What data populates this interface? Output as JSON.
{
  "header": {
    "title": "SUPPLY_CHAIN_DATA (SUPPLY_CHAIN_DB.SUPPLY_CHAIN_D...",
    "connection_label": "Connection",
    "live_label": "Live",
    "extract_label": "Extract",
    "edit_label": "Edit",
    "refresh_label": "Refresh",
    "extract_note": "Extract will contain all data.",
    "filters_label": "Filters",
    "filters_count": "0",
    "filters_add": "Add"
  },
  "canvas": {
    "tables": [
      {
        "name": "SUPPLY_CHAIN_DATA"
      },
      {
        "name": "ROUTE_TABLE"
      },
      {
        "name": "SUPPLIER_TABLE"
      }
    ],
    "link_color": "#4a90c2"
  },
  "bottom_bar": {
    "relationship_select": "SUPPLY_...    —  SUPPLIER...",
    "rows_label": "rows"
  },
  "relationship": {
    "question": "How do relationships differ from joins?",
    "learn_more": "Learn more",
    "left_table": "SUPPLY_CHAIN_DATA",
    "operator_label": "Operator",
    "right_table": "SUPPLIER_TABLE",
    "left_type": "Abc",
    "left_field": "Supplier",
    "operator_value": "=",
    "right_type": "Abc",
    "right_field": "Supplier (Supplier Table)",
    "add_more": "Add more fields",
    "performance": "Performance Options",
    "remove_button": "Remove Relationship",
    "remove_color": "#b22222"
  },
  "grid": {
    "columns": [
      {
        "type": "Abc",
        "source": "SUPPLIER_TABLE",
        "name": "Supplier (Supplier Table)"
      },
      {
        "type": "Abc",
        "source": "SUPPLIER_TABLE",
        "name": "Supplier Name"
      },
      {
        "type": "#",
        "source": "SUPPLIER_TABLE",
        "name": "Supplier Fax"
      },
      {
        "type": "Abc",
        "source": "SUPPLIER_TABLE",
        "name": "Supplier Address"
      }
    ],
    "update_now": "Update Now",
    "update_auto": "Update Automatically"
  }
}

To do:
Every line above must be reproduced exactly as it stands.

Task output:
What data populates this interface? Output as JSON.
{
  "header": {
    "title": "SUPPLY_CHAIN_DATA (SUPPLY_CHAIN_DB.SUPPLY_CHAIN_D...",
    "connection_label": "Connection",
    "live_label": "Live",
    "extract_label": "Extract",
    "edit_label": "Edit",
    "refresh_label": "Refresh",
    "extract_note": "Extract will contain all data.",
    "filters_label": "Filters",
    "filters_count": "0",
    "filters_add": "Add"
  },
  "canvas": {
    "tables": [
      {
        "name": "SUPPLY_CHAIN_DATA"
      },
      {
        "name": "ROUTE_TABLE"
      },
      {
        "name": "SUPPLIER_TABLE"
      }
    ],
    "link_color": "#4a90c2"
  },
  "bottom_bar": {
    "relationship_select": "SUPPLY_...    —  SUPPLIER...",
    "rows_label": "rows"
  },
  "relationship": {
    "question": "How do relationships differ from joins?",
    "learn_more": "Learn more",
    "left_table": "SUPPLY_CHAIN_DATA",
    "operator_label": "Operator",
    "right_table": "SUPPLIER_TABLE",
    "left_type": "Abc",
    "left_field": "Supplier",
    "operator_value": "=",
    "right_type": "Abc",
    "right_field": "Supplier (Supplier Table)",
    "add_more": "Add more fields",
    "performance": "Performance Options",
    "remove_button": "Remove Relationship",
    "remove_color": "#b22222"
  },
  "grid": {
    "columns": [
      {
        "type": "Abc",
        "source": "SUPPLIER_TABLE",
        "name": "Supplier (Supplier Table)"
      },
      {
        "type": "Abc",
        "source": "SUPPLIER_TABLE",
        "name": "Supplier Name"
      },
      {
        "type": "#",
        "source": "SUPPLIER_TABLE",
        "name": "Supplier Fax"
      },
      {
        "type": "Abc",
        "source": "SUPPLIER_TABLE",
        "name": "Supplier Address"
      }
    ],
    "update_now": "Update Now",
    "update_auto": "Update Automatically"
  }
}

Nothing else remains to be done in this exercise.